Padron Chile peppers, pimientos de Padron, are a single heirloom non-hybrid variety of peppers and members of the Capsicum family of Americas. The Capsicum pepper family houses hot peppers, among them some of the hottest peppers in the world (habanero, ghost chile). The heat in Capsicum peppers is directly related to how much capsaicin a pepper contains. The younger the Capsicum pepper, generally the less capsaicin levels. Padron chile peppers are picked immaturely so as to avoid the higher levels of capsaicin, allowing for an entirely edible fruit.
Each Padron chile pepper is unique though similar in shape and size with curved and grooved furrows along their skin. Young padrons are crisp, the color of limes, roughly two inches in length and their flavor savory, grassy, piquant and peppery. It is not uncommon to find a firey pepper in the mix (roughly one in 10), making for a bit of Padron roulette. While there is no visual way to tell how hot a young padron pepper will be, as they age, they will deepen in color and eventually, as in many chile varieties, turn fire engine red and intensify dramatically in their heat level. Thus, it is safe to assume that mature padron peppers will be hot.
Essentially Padron peppers are a finger food. They are most traditionally and appropriately pan-fried in hot olive oil until the skin blisters, finished with sea salt and lemon juice and served stem-on, though the stem is usually discarded.

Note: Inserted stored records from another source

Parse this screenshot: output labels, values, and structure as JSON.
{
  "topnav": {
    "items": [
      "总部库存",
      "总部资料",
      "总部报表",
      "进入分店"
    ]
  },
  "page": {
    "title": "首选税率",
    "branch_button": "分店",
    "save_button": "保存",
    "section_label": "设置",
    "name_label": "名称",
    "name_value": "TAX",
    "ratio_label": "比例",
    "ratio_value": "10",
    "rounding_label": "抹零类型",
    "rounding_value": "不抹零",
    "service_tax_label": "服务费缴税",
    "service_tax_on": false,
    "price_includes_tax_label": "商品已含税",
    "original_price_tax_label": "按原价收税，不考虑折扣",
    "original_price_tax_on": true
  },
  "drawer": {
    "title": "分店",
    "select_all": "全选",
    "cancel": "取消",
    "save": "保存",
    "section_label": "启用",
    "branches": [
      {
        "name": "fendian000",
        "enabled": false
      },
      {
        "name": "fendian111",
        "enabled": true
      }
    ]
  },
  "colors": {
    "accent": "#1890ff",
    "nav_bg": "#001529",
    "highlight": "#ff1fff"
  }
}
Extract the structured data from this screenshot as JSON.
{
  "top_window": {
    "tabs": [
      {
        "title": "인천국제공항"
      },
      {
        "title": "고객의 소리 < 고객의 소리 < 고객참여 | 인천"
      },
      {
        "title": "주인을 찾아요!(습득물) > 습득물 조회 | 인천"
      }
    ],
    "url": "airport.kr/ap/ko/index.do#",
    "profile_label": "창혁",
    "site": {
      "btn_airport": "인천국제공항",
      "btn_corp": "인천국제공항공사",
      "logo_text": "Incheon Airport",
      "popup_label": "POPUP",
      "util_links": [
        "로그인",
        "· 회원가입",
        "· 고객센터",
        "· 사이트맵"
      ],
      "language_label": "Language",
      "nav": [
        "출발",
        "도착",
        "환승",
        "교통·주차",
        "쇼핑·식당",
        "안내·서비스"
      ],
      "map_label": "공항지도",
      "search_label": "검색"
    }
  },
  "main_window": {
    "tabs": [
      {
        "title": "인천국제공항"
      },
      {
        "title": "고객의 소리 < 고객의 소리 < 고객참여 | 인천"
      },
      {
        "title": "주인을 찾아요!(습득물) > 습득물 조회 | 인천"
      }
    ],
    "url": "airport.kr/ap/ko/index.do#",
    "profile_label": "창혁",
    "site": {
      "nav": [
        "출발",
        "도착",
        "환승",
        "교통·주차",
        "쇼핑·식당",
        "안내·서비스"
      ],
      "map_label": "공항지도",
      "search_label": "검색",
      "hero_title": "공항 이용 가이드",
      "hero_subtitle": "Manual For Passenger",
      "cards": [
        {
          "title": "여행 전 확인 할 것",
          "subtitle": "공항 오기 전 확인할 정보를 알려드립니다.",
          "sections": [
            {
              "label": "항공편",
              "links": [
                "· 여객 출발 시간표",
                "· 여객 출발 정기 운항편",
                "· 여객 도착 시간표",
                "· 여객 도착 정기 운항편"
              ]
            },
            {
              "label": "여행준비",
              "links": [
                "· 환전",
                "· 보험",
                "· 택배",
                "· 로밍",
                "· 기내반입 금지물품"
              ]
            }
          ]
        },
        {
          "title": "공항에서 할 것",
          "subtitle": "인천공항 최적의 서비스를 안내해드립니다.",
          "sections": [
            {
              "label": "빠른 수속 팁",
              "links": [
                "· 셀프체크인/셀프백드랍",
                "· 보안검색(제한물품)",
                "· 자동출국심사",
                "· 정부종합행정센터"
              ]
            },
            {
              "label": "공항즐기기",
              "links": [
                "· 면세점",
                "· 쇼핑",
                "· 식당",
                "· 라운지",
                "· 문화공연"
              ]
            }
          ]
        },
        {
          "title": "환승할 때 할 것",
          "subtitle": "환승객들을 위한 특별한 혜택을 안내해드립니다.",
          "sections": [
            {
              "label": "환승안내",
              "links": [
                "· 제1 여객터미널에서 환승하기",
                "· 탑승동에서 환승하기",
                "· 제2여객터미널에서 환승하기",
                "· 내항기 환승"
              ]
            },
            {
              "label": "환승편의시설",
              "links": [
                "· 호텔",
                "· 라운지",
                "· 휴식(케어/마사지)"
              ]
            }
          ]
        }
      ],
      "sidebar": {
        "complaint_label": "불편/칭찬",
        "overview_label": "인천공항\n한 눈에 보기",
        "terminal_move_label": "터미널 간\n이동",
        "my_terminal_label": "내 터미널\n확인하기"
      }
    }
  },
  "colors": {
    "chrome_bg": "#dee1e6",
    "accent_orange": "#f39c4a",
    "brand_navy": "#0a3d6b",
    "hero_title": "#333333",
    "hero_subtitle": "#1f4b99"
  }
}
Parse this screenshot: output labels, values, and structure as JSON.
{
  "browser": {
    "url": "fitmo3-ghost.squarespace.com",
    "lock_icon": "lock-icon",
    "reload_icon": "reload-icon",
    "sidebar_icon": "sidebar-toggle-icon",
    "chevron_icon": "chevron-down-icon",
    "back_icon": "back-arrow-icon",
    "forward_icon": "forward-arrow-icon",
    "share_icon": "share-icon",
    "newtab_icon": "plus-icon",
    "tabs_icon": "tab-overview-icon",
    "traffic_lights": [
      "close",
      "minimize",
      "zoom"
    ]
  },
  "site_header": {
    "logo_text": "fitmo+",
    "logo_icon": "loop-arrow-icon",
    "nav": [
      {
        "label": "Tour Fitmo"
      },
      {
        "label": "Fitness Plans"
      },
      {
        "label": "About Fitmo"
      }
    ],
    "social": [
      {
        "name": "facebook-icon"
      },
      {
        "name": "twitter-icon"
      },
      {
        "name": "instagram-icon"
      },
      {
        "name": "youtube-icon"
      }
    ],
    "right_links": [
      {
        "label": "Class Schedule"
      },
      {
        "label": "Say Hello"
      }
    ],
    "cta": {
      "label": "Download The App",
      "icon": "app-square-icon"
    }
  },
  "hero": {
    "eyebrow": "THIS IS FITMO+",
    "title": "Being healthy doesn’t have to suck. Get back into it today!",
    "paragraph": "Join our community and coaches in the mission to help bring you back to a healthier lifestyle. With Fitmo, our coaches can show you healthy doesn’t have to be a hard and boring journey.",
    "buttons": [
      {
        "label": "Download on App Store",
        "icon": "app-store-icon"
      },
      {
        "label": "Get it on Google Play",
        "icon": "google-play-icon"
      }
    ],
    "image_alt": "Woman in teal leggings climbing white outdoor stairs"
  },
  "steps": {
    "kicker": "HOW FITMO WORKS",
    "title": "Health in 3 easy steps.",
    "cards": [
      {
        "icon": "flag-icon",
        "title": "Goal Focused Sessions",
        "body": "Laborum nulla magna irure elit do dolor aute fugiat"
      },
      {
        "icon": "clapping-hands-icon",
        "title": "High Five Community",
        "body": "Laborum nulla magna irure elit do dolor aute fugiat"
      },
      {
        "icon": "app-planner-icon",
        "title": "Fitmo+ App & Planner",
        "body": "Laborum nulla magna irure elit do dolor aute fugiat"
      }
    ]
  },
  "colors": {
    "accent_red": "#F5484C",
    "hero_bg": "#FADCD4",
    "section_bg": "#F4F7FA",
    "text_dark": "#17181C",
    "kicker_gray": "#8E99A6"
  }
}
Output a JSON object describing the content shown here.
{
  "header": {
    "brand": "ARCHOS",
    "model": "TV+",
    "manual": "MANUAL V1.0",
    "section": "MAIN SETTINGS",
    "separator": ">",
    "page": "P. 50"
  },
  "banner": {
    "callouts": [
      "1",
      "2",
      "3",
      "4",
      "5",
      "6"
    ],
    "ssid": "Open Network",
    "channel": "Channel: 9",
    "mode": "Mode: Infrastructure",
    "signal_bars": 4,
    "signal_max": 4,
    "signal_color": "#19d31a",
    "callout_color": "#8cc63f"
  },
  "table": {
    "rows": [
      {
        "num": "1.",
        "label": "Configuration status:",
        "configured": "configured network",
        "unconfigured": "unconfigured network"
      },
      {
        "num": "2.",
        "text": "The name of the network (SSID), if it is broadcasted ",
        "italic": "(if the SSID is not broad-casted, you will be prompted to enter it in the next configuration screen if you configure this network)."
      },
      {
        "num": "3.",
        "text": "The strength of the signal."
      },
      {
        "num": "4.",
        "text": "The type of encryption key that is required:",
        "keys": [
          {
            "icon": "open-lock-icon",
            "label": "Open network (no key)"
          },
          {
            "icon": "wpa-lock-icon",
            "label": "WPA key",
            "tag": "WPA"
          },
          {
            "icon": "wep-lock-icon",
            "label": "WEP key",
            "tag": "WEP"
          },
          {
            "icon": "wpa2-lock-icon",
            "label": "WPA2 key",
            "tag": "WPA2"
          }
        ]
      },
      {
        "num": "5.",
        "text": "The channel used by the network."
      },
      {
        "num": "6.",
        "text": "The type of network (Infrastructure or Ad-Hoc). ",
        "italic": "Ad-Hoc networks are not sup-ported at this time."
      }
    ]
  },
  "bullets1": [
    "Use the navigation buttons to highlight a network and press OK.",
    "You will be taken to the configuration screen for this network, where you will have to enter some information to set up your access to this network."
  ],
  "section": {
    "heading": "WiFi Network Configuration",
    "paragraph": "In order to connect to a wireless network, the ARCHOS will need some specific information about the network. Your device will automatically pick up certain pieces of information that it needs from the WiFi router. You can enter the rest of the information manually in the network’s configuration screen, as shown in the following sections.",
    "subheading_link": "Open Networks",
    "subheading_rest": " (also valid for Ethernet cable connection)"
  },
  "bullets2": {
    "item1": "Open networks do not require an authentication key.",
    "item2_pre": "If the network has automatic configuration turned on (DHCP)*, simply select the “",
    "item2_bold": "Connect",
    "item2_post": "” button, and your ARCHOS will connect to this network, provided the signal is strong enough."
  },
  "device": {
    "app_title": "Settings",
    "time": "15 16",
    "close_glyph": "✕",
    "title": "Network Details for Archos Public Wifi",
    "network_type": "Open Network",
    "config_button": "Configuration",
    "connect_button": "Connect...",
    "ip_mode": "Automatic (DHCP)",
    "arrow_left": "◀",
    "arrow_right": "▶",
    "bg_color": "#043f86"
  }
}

Padrons can be a lively addition to pizzas, salads, pasta, soups, fritattas and rice dishes such as paella. Padrons pair well with creamy sauces, citrus, manchego cheese, other chiles such as smoked chipotles, lobster, shrimp, chorizo, pork, poultry and tomatoes. Large harvests of padron peppers can create the need to pickle or preserve. They can be cooked and preserved, densely packed in olive oil and sea salt or pickled, following basic pickling methods.
The Padron Chile pepper is ubiquitous among tapas bars and restaurants throughout Spain. Since 1979, in the monestary town of Herbon, there is an annual gastronomic event, the Festa do Pemento de Padron, held throughout the entire month of August.
Though the Padron Chile pepper has become the agricultural pinnacle of success of Padron in Galicia, Spain, its historic origins can be traced back to 17th Century South America. The Padron was brought from the New World to Spain in the 18th Century, when Franciscans first attempted cultivating the pepper seeds at their monestary in Herbon, near Padron. Centuries later, Padron's most famous food is its namesake pepper. Seeds from original Padron peppers have been cultivated in rich soils throughout other Oceanic climates. The first introduction of the Padron within the United States was by pepper farmer, David Winsberg of Happy Quail Farms in Coastal Northern California in 1998. Now, California has an abundance of small farms along the coast producing Padrons, making the pepper more consumer friendly on the pocket book as well as giving more people access to the pepper. The Padron, once obscure is now becoming commonplace at summer farmers markets and in the produce section of local grocery markets.